Defer forth-recognize ( addr u -- i*x translator-xt / notfound ) : interpret ( i*x -- j*x ) BEGIN ?stack parse-name dup WHILE forth-recognize execute REPEAT ; : lit, ( n -- ) postpone literal ; : notfound ( state -- ) -13 throw ; : translate: ( xt-interpret xt-compile xt-postpone "name" -- ) create , , , does> state @ 2 + cells + @ execute ; :noname name>interpret execute ; :noname name>compile execute ; :noname name>compile swap lit, compile, ; translate: translate-nt ( nt -- ) ' noop ' lit, :noname lit, postpone lit, ; translate: translate-num ( n -- ) : rec-nt ( addr u -- nt nt-translator / notfound ) forth-wordlist find-name-in dup IF ['] translate-nt ELSE drop ['] notfound THEN ; : rec-num ( addr u -- n num-translator / notfound ) 0. 2swap >number 0= IF 2drop ['] translate-num ELSE 2drop drop ['] notfound THEN ; : minimal-recognize ( addr u -- nt nt-translator / n num-translator / notfound ) 2>r 2r@ rec-nt dup ['] notfound = IF drop 2r@ rec-num THEN 2rdrop ; ' minimal-recognizer is forth-recognize

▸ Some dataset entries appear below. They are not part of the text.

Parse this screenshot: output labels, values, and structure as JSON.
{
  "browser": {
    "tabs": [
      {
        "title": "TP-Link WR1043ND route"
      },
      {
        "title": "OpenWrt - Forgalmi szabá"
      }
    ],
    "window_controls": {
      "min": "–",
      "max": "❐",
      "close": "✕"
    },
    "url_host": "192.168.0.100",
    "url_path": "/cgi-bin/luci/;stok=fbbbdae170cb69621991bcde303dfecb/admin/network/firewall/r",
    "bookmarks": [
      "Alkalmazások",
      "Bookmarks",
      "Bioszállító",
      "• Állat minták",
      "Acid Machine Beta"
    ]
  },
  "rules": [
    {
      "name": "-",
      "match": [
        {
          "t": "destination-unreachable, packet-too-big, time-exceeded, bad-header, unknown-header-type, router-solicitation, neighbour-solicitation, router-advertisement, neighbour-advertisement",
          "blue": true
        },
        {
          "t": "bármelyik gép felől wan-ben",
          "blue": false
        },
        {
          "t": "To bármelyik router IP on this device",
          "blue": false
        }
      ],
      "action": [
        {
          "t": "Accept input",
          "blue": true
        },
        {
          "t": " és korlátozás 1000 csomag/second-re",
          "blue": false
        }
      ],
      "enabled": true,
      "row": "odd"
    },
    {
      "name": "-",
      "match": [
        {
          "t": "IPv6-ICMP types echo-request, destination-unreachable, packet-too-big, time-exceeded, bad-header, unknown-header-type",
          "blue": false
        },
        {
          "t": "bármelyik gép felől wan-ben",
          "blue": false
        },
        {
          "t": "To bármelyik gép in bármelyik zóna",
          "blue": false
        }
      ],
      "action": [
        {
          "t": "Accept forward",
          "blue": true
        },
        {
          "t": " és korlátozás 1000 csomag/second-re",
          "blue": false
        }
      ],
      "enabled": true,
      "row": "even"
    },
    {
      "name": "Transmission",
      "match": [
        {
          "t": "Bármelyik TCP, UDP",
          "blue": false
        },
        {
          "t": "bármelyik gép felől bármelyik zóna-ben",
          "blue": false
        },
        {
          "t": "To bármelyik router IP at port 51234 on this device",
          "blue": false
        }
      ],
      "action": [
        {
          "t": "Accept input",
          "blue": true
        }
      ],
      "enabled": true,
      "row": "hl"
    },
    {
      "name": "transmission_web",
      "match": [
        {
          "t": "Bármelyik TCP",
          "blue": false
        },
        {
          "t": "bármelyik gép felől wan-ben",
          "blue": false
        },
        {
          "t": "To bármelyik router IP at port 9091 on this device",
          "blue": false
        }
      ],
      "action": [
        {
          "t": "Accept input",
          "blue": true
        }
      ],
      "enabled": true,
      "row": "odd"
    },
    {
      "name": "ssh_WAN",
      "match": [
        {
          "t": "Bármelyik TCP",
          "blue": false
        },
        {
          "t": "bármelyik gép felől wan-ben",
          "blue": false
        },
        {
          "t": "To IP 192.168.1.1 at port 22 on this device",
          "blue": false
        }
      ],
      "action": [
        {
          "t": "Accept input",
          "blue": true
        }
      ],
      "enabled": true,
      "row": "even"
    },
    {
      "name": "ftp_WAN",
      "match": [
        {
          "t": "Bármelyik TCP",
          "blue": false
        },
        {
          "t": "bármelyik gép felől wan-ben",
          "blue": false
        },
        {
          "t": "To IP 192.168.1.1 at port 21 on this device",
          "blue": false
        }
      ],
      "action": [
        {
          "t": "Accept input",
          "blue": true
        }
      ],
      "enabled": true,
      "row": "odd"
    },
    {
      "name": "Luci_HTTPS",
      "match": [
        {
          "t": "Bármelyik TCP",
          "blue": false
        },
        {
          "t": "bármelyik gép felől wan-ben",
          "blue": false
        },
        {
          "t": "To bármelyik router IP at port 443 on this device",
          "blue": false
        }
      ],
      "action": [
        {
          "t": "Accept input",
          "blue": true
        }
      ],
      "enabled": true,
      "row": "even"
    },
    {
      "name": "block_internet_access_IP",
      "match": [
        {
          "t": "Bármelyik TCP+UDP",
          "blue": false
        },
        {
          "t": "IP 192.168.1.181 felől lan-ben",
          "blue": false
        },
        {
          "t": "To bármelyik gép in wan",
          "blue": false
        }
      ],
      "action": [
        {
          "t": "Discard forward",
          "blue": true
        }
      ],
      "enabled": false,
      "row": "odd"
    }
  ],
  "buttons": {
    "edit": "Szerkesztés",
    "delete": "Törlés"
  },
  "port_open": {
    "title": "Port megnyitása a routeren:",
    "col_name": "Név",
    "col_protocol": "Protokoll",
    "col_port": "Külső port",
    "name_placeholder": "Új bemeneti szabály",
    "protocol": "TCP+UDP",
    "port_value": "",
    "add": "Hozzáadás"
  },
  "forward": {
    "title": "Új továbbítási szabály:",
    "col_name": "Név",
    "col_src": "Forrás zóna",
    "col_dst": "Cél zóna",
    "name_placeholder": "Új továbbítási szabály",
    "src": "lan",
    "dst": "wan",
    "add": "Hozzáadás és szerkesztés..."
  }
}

Extensions reference implementation:
: set-forth-recognize ( xt -- ) is forth-recognize ; : forth-recognizer ( -- xt ) action-of forth-recognize ;
: STACK: ( size "name" -- ) CREATE 0 , CELLS ALLOT ; : SET-STACK ( item-n .. item-1 n stack-id -- ) 2DUP ! CELL+ SWAP CELLS BOUNDS ?DO I ! CELL +LOOP ; : GET-STACK ( stack-id -- item-n .. item-1 n ) DUP @ >R R@ CELLS + R@ BEGIN ?DUP WHILE 1- OVER @ ROT CELL - ROT REPEAT DROP R> ;
: recognize ( addr len rec-seq-id -- i*x translator-xt | NOTFOUND ) DUP >R @ BEGIN DUP WHILE DUP CELLS R@ + @ 2OVER 2>R SWAP 1- >R EXECUTE DUP ['] NOTFOUND <> IF 2R> 2DROP 2R> 2DROP EXIT THEN DROP R> 2R> ROT REPEAT DROP 2DROP R> DROP ['] NOTFOUND ; #10 Constant min-sequence# : recognizer-sequence: ( rec1 .. recn n "name" -- ) min-sequence# stack: min-sequence# 1+ cells negate here + set-stack DOES> recognize ; : ?defer@ ( xt1 -- xt2 ) BEGIN dup is-defer? WHILE defer@ REPEAT ; : set-recognizer-sequence ( rec1 .. recn n rec-seq-xt -- ) ?defer@ >body set-stack ; : get-recognizer-sequence ( rec-seq-xt -- rec1 .. recn n ) ?defer@ >body get-stack ;
Once you have recognizer sequences, you shall define
' rec-num ' rec-nt 2 recognizer-sequence: default-recognize ' default-recognize is forth-recognize
The recognizer stack looks surprisingly similar to the search order stack, and Gforth uses a recognizer stack to implement the search order. In order to do so, you define wordlists in a way that a wid is an execution token which searches the wordlist and returns the appropriate translator.
: find-name-in ( addr u wid -- nt / 0 ) execute ['] notfound = IF 0 THEN ; root-wordlist forth-wordlist dup 3 recognizer-sequence: search-order : find-name ( addr u -- nt / 0 ) ['] search-order find-name-in ; : get-order ( -- wid1 .. widn n ) ['] search-order get-recognizer-sequence ; : set-order ( wid1 .. widn n -- ) ['] search-order set-recognizer-sequence ;